Content starts

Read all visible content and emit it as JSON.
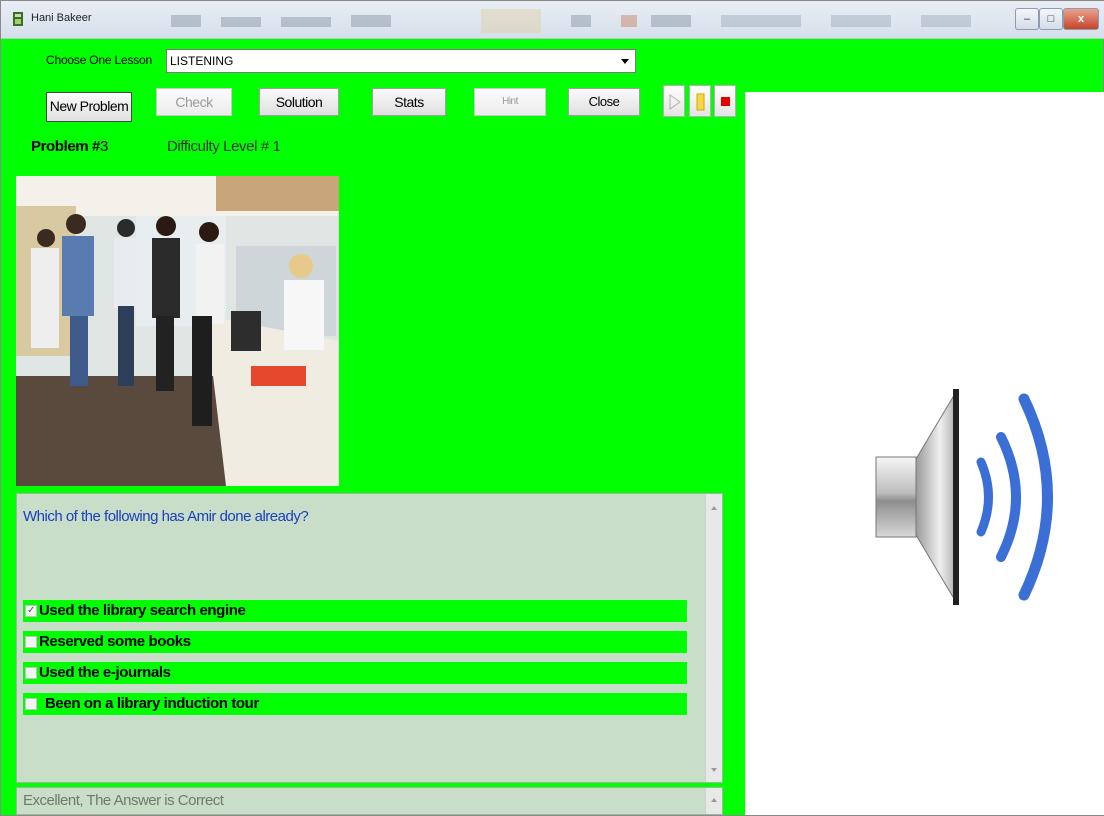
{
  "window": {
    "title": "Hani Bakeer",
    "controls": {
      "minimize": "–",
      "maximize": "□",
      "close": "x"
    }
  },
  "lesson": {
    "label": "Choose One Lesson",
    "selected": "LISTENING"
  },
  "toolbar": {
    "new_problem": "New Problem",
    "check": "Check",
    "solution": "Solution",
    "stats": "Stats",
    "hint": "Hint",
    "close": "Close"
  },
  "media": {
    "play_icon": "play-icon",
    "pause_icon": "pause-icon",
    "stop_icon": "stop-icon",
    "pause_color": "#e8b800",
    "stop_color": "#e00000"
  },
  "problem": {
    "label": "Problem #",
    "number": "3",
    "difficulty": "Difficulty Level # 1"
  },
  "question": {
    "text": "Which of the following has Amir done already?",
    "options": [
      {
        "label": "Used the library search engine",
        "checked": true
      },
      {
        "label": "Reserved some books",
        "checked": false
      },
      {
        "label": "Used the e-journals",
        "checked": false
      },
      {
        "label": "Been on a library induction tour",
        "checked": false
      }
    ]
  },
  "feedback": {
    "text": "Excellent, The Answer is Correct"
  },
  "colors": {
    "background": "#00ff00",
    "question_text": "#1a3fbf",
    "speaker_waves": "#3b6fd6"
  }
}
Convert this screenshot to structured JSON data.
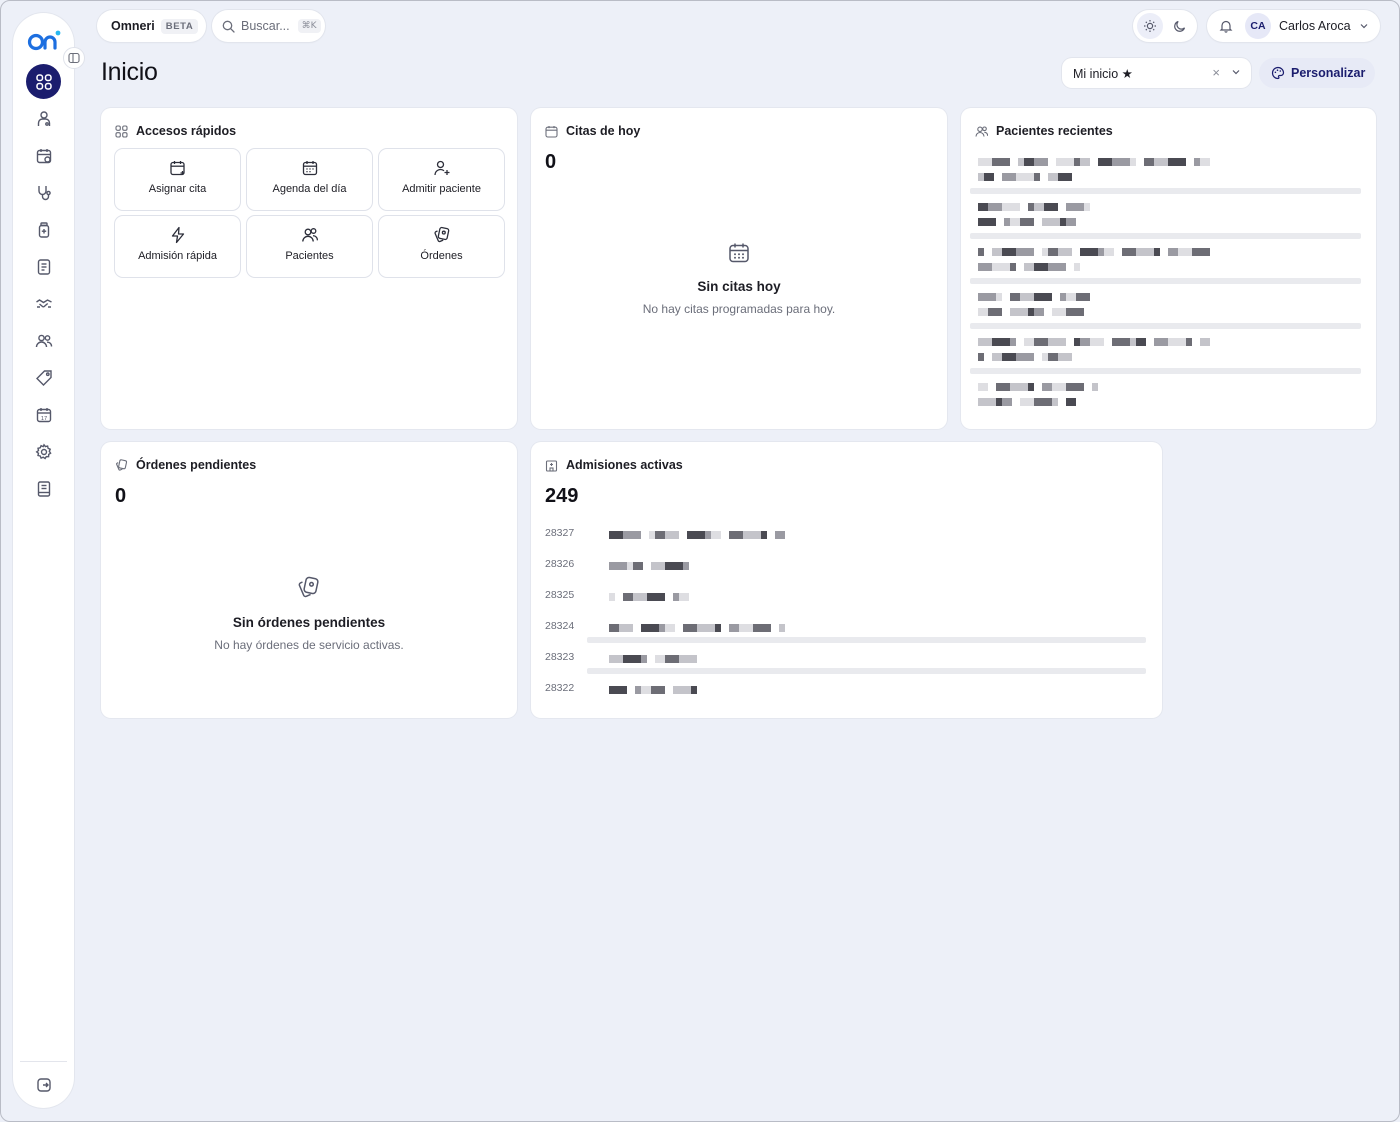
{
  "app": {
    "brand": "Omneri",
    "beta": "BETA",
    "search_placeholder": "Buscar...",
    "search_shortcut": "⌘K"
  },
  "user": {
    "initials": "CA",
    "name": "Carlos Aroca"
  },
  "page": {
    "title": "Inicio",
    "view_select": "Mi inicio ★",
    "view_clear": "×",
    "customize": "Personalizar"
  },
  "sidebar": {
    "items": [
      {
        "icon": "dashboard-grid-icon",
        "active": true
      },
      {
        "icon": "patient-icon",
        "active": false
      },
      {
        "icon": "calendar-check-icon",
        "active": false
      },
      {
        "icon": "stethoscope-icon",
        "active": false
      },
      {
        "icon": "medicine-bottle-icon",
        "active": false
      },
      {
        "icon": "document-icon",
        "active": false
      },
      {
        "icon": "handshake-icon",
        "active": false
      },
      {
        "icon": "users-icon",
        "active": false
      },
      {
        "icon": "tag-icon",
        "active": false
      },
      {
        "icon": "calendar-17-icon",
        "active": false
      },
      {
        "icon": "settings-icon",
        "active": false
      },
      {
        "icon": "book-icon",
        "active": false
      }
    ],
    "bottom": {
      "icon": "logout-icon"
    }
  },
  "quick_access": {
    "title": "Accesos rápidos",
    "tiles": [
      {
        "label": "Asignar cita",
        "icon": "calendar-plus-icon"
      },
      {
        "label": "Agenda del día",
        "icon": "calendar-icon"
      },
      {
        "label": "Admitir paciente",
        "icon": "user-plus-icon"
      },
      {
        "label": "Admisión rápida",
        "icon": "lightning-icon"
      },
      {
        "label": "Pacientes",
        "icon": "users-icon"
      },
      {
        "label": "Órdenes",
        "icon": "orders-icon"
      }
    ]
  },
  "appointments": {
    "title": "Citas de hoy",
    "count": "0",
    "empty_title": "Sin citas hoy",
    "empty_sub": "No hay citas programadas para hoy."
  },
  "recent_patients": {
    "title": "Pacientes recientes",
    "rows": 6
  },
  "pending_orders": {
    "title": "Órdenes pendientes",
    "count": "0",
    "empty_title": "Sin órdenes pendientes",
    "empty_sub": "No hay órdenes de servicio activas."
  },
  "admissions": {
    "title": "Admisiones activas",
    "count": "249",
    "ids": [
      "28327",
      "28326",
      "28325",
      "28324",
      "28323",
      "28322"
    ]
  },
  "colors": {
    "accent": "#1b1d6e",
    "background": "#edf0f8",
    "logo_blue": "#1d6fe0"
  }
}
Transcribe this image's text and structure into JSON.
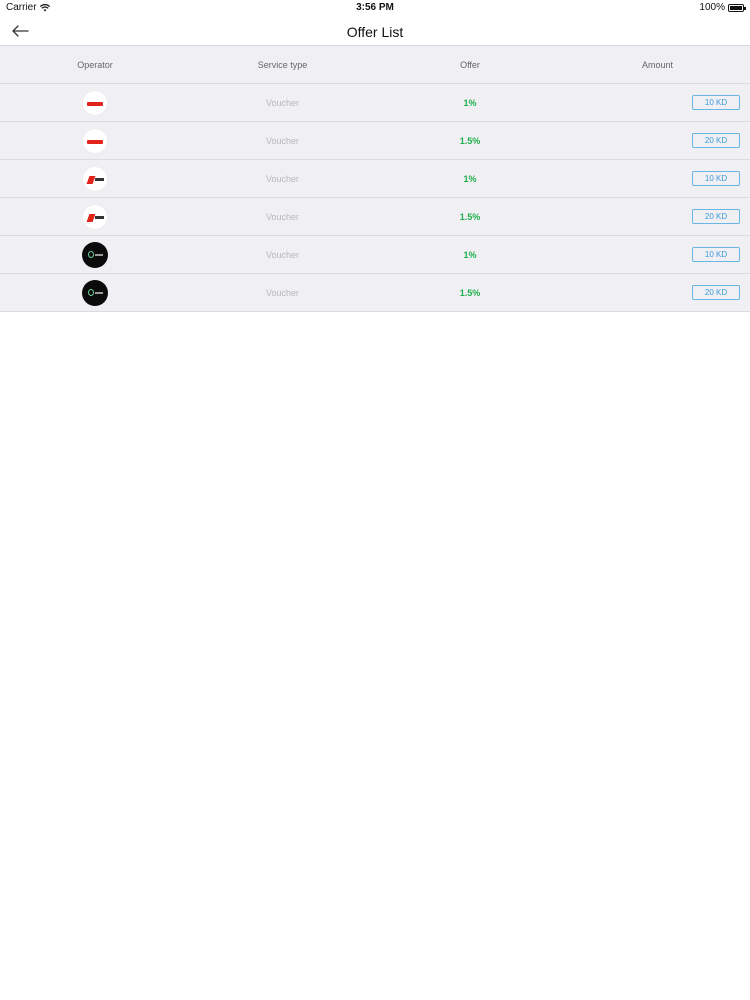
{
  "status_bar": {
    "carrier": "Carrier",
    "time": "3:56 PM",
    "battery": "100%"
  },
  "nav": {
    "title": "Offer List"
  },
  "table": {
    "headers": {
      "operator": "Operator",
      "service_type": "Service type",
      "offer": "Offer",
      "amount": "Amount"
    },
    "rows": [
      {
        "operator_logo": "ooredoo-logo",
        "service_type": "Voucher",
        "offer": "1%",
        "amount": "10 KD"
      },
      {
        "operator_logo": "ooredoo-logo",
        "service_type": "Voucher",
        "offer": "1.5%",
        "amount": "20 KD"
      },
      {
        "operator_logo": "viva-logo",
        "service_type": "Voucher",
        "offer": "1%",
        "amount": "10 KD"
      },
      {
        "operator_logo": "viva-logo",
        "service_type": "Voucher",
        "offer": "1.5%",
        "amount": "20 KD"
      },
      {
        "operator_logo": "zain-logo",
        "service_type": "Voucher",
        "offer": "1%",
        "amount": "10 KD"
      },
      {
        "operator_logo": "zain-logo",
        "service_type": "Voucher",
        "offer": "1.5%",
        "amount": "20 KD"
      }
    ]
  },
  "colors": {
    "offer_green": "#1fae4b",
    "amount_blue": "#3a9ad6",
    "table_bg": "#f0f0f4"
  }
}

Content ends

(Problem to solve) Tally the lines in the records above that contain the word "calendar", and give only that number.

(Exercise response) 4